The Creek Nation originally occupied a territory covering nearly all of Georgia and Alabama. The War of 1812 divided the Creek Nation between an Upper party hostile to the United States and a group of Upper and Lower Creeks friendly to the government. The United States provided military assistance when hostilities erupted from 1813 to 1814. Upon victory of the friendly Creek party and their federal allies, the Creek Nation reluctantly agreed to an enormous cession of land to the United States.

The treaty compelled the Creek Nation to cede much of the territory of those friendly to the United States including the present site of Poarch. Those Creeks who had actively fought with the United States were permitted a reservation of one square mile. Thus one party of the Creek Indians was separated from the larger portion of the Creek Nation in separate parts of Alabama.

Several Creek families including the Gibsons, Manacs, Colberts, and Weatherfords, secured reservations immediately after the treaty. Others such as Semoice and Lynn McGhee were unable to file their selections immediately. Congress in 1836 passed an Act allowing Lynn McGhee and the others to set aside 640 acres as reservations under the 1814 Treaty of Fort Jackson.

The United States continued to protect the Poarch settlement after the removal of the main Creek body to Oklahoma in 1836. The Government halted the Escambia County, Alabama tax assessor’s illegal taxation of the federal trust land in Poarch in 1920. The Government instigated litigation, which continued until 1925, to penalize trespassers who had cut timber on the grant land.

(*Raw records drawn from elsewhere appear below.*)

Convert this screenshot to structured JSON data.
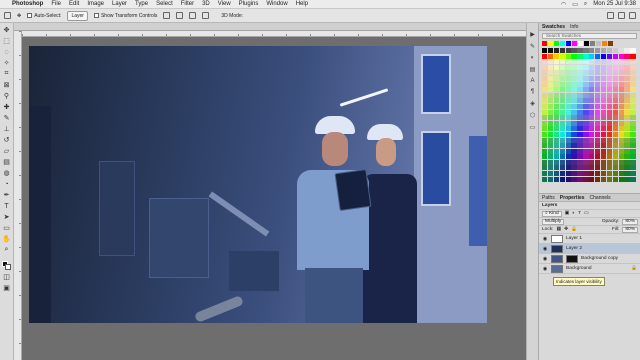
{
  "menubar": {
    "app_name": "Photoshop",
    "items": [
      "File",
      "Edit",
      "Image",
      "Layer",
      "Type",
      "Select",
      "Filter",
      "3D",
      "View",
      "Plugins",
      "Window",
      "Help"
    ],
    "clock": "Mon 25 Jul 9:38"
  },
  "options": {
    "auto_select_label": "Auto-Select:",
    "auto_select_value": "Layer",
    "transform_label": "Show Transform Controls",
    "mode_label": "3D Mode:"
  },
  "document": {
    "tab_title": ""
  },
  "swatches_panel": {
    "tabs": [
      "Swatches",
      "Info"
    ],
    "search_placeholder": "Search Swatches",
    "recent_colors": [
      "#ff0000",
      "#ffff00",
      "#00ff00",
      "#00ffff",
      "#0000ff",
      "#ff00ff",
      "#ffffff",
      "#000000",
      "#808080",
      "#c0c0c0",
      "#ff8000",
      "#804000"
    ]
  },
  "layers_panel": {
    "tabs": [
      "Paths",
      "Properties",
      "Channels"
    ],
    "title": "Layers",
    "kind_label": "Kind",
    "blend_mode": "Multiply",
    "opacity_label": "Opacity:",
    "opacity_value": "80%",
    "lock_label": "Lock:",
    "fill_label": "Fill:",
    "fill_value": "80%",
    "layers": [
      {
        "name": "Layer 1",
        "selected": false
      },
      {
        "name": "Layer 2",
        "selected": true
      },
      {
        "name": "Background copy",
        "selected": false
      },
      {
        "name": "Background",
        "selected": false
      }
    ],
    "tooltip": "Indicates layer visibility"
  }
}
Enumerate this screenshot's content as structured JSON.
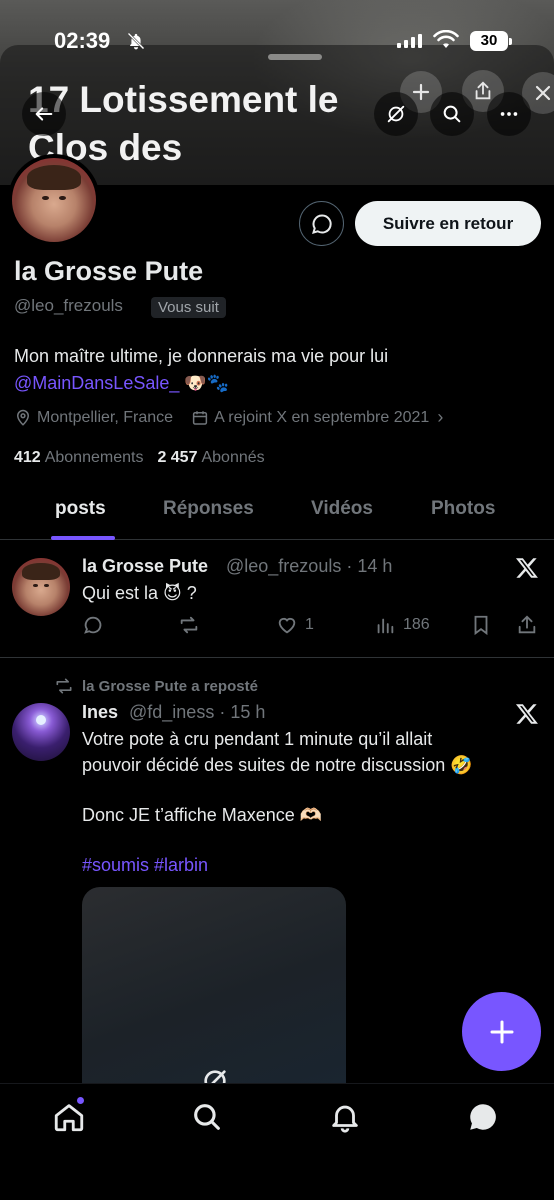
{
  "status_bar": {
    "time": "02:39",
    "battery": "30"
  },
  "header": {
    "title": "17 Lotissement le Clos des"
  },
  "profile": {
    "display_name": "la Grosse Pute",
    "handle": "@leo_frezouls",
    "follows_you": "Vous suit",
    "follow_button": "Suivre en retour",
    "bio_text": "Mon maître ultime, je donnerais ma vie pour lui",
    "bio_mention": "@MainDansLeSale_",
    "bio_emoji": "🐶🐾",
    "location": "Montpellier, France",
    "joined": "A rejoint X en septembre 2021",
    "following_count": "412",
    "following_label": "Abonnements",
    "followers_count": "2 457",
    "followers_label": "Abonnés"
  },
  "tabs": [
    {
      "label": "posts"
    },
    {
      "label": "Réponses"
    },
    {
      "label": "Vidéos"
    },
    {
      "label": "Photos"
    }
  ],
  "posts": [
    {
      "name": "la Grosse Pute",
      "handle": "@leo_frezouls",
      "time": "· 14 h",
      "text": "Qui est la 😈 ?",
      "likes": "1",
      "views": "186"
    },
    {
      "repost_label": "la Grosse Pute a reposté",
      "name": "Ines",
      "handle": "@fd_iness",
      "time": "· 15 h",
      "text_line1": "Votre pote à cru pendant 1 minute qu’il allait",
      "text_line2": "pouvoir décidé des suites de notre discussion 🤣",
      "text_line3": "Donc JE t’affiche Maxence 🫶🏻",
      "hashtags": "#soumis #larbin"
    }
  ],
  "colors": {
    "accent": "#7856ff",
    "background": "#000000",
    "muted": "#71767b"
  }
}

Despite the treaty, rights the fact that no further legislation was passed by Congress, patents were issued for land in 1924. Today, there are nearly, 2,200 members of the Poarch Band of Creek Indians with over 1,500 living in the vicinity of Poarch, Alabama (eight miles northwest of Atmore, Alabama, in rural Escambia County and 57 miles east of Mobile). The Poarch Band of Creek Indians is bound together by a complex network of kinship. Being isolated, the members Poarch Band of Creek Indians were excluded from the census of the Creek Nation that the U.S. Government recognizes as a tribe. A 1972 national study found that among all Creek descendants in the Southeast, only this group at Poarch is still “considered an Indian Community.”

Since the early 1900’s, organized efforts have increased to improve the social and economic situation of the Poarch Creeks. Important educational gains were made in the 1940’s. A leader of this effort, Calvin W. McGhee, also pressed for a settlement of a land claims case, Eddie L. Tullis, Tribal Chairman as of 1987, led the Poarch Creek Indians in their petitioning the U.S. Government to recognize a government to government relationship. These efforts culminated in the Department of Interior’s Bureau of Indian Affairs’ acknowledgement that the Poarch Band of Creek Indians exists as an Indian tribe.

Acknowledgement as a federally recognized Tribe brings an end to one struggle and starts the beginning of another. In accordance with the constitution, which was adopted on June 1,1985, the Poarch Band of Creek Indians is governed by a nine member elected Tribal Council. A full time staff is employed to provide administrative support for the operation of the Tribal government and programs. 

Tribal members and the Tribal Council engaged in many discussions of goals for reservation development following federal recognition.  Community development needs and priorities are evident in the Tribal Multi-Purpose Complex.  This building provides a health facility, a community meeting area, and office space for Tribal Administration and program staff.

The Poarch Creek Indians Housing Authority was established in 1984 to provide new housing on the reservation for low-income Tribal households and to meet the needs of elderly Tribal members.

In an effort to provide economic development and employment for Tribal members the Tribal Council approved the building of the Creek Bingo Palace, the Western Motel and Creek Family Restaurant, and Perdido River Farms which all belong to Creek Indian Enterprises.

The Poarch Band of Creek Indians, in accordance with the Constitution, strives to help our members achieve their highest potential in education, physical and mental health, and economic development.